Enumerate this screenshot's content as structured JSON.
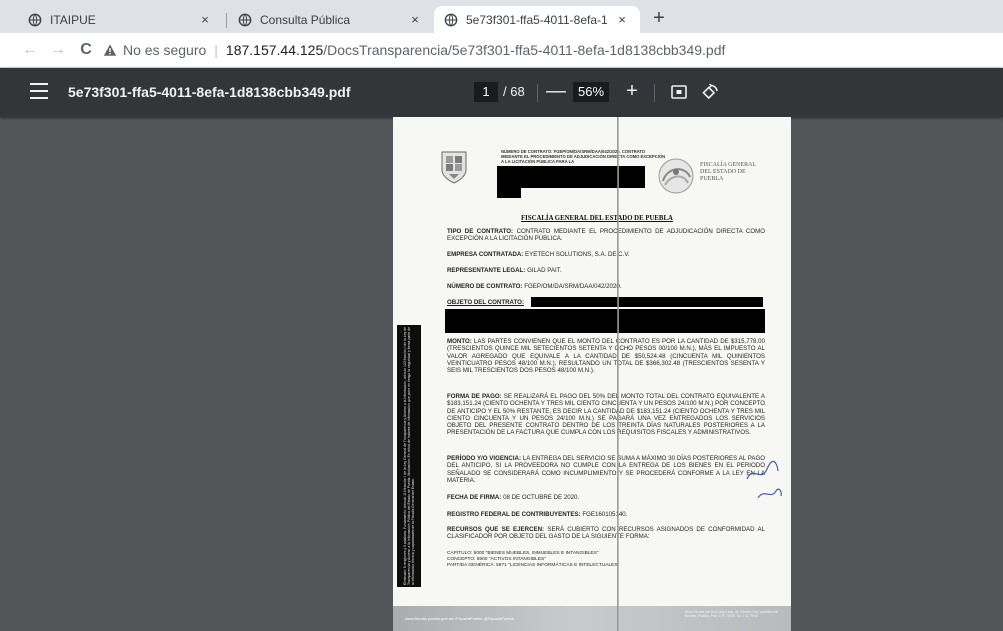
{
  "tabs": [
    {
      "title": "ITAIPUE",
      "close": "×",
      "active": false
    },
    {
      "title": "Consulta Pública",
      "close": "×",
      "active": false
    },
    {
      "title": "5e73f301-ffa5-4011-8efa-1d8138cbb349.pdf",
      "close": "×",
      "active": true
    }
  ],
  "new_tab": "+",
  "nav": {
    "back": "←",
    "forward": "→",
    "reload": "C"
  },
  "address": {
    "security_label": "No es seguro",
    "separator": "|",
    "host": "187.157.44.125",
    "path": "/DocsTransparencia/5e73f301-ffa5-4011-8efa-1d8138cbb349.pdf"
  },
  "pdf_toolbar": {
    "title": "5e73f301-ffa5-4011-8efa-1d8138cbb349.pdf",
    "current_page": "1",
    "total_pages": "/ 68",
    "zoom_out": "—",
    "zoom": "56%",
    "zoom_in": "+"
  },
  "document": {
    "header_small": "NÚMERO DE CONTRATO: FGEP/OM/DA/SRM/DAA/042/2020. CONTRATO MEDIANTE EL PROCEDIMIENTO DE ADJUDICACIÓN DIRECTA COMO EXCEPCIÓN A LA LICITACIÓN PÚBLICA PARA LA",
    "org_logo_text": "FISCALÍA GENERAL DEL ESTADO DE PUEBLA",
    "heading": "FISCALÍA GENERAL DEL ESTADO DE PUEBLA",
    "tipo_label": "TIPO DE CONTRATO:",
    "tipo_text": "CONTRATO MEDIANTE EL PROCEDIMIENTO DE ADJUDICACIÓN DIRECTA COMO EXCEPCIÓN A LA LICITACIÓN PÚBLICA.",
    "empresa_label": "EMPRESA CONTRATADA:",
    "empresa_text": "EYETECH SOLUTIONS, S.A. DE C.V.",
    "rep_label": "REPRESENTANTE LEGAL:",
    "rep_text": "GILAD PAIT.",
    "numero_label": "NÚMERO DE CONTRATO:",
    "numero_text": "FGEP/OM/DA/SRM/DAA/042/2020.",
    "objeto_label": "OBJETO DEL CONTRATO:",
    "monto_label": "MONTO:",
    "monto_text": "LAS PARTES CONVIENEN QUE EL MONTO DEL CONTRATO ES POR LA CANTIDAD DE $315,778.00 (TRESCIENTOS QUINCE MIL SETECIENTOS SETENTA Y OCHO PESOS 00/100 M.N.), MÁS EL IMPUESTO AL VALOR AGREGADO QUE EQUIVALE A LA CANTIDAD DE $50,524.48 (CINCUENTA MIL QUINIENTOS VEINTICUATRO PESOS 48/100 M.N.), RESULTANDO UN TOTAL DE $366,302.48 (TRESCIENTOS SESENTA Y SEIS MIL TRESCIENTOS DOS PESOS 48/100 M.N.).",
    "forma_label": "FORMA DE PAGO:",
    "forma_text": "SE REALIZARÁ EL PAGO DEL 50% DEL MONTO TOTAL DEL CONTRATO EQUIVALENTE A $183,151.24 (CIENTO OCHENTA Y TRES MIL CIENTO CINCUENTA Y UN PESOS 24/100 M.N.) POR CONCEPTO DE ANTICIPO Y EL 50% RESTANTE, ES DECIR LA CANTIDAD DE $183,151.24 (CIENTO OCHENTA Y TRES MIL CIENTO CINCUENTA Y UN PESOS 24/100 M.N.) SE PAGARÁ UNA VEZ ENTREGADOS LOS SERVICIOS OBJETO DEL PRESENTE CONTRATO DENTRO DE LOS TREINTA DÍAS NATURALES POSTERIORES A LA PRESENTACIÓN DE LA FACTURA QUE CUMPLA CON LOS REQUISITOS FISCALES Y ADMINISTRATIVOS.",
    "periodo_label": "PERÍODO Y/O VIGENCIA:",
    "periodo_text": "LA ENTREGA DEL SERVICIO SE SUMA A MÁXIMO 30 DÍAS POSTERIORES AL PAGO DEL ANTICIPO, SI LA PROVEEDORA NO CUMPLE CON LA ENTREGA DE LOS BIENES EN EL PERIODO SEÑALADO SE CONSIDERARÁ COMO INCUMPLIMIENTO Y SE PROCEDERÁ CONFORME A LA LEY EN LA MATERIA.",
    "fecha_label": "FECHA DE FIRMA:",
    "fecha_text": "08 DE OCTUBRE DE 2020.",
    "rfc_label": "REGISTRO FEDERAL DE CONTRIBUYENTES:",
    "rfc_text": "FGE160105140.",
    "recursos_label": "RECURSOS QUE SE EJERCEN:",
    "recursos_text": "SERÁ CUBIERTO CON RECURSOS ASIGNADOS DE CONFORMIDAD AL CLASIFICADOR POR OBJETO DEL GASTO DE LA SIGUIENTE FORMA:",
    "capitulo": "CAPÍTULO: 5000 \"BIENES MUEBLES, INMUEBLES E INTANGIBLES\"",
    "concepto": "CONCEPTO: 5900 \"ACTIVOS INTANGIBLES\"",
    "partida": "PARTIDA GENÉRICA: 5971 \"LICENCIAS INFORMÁTICAS E INTELECTUALES\"",
    "side_note": "Eliminado: 8 renglones y 5 palabras. Fundamento: Artículo 113 fracción I de la Ley General de Transparencia y Acceso a la Información, artículo 123 fracción I de la Ley de Transparencia y Acceso a la Información Pública del Estado de Puebla. Motivación: En virtud de tratarse de información que pone en riesgo la seguridad y forma parte de la información técnica y capacidades de la Fiscalía General del Estado.",
    "footer_left": "www.fiscalia.puebla.gob.mx   /FiscaliaPuebla   @FiscaliaPuebla",
    "footer_right": "Blvd. Héroes del 5 de Mayo esq. 31 Oriente, Col. Ladrillera de Benítez, Puebla, Pue. C.P. 72530 Tel. 2 11 79 00"
  },
  "colors": {
    "viewer_bg": "#525659",
    "pdf_toolbar": "#323639",
    "tabstrip": "#dee1e6"
  }
}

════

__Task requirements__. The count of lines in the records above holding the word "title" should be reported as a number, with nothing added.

__Expected answer__. 4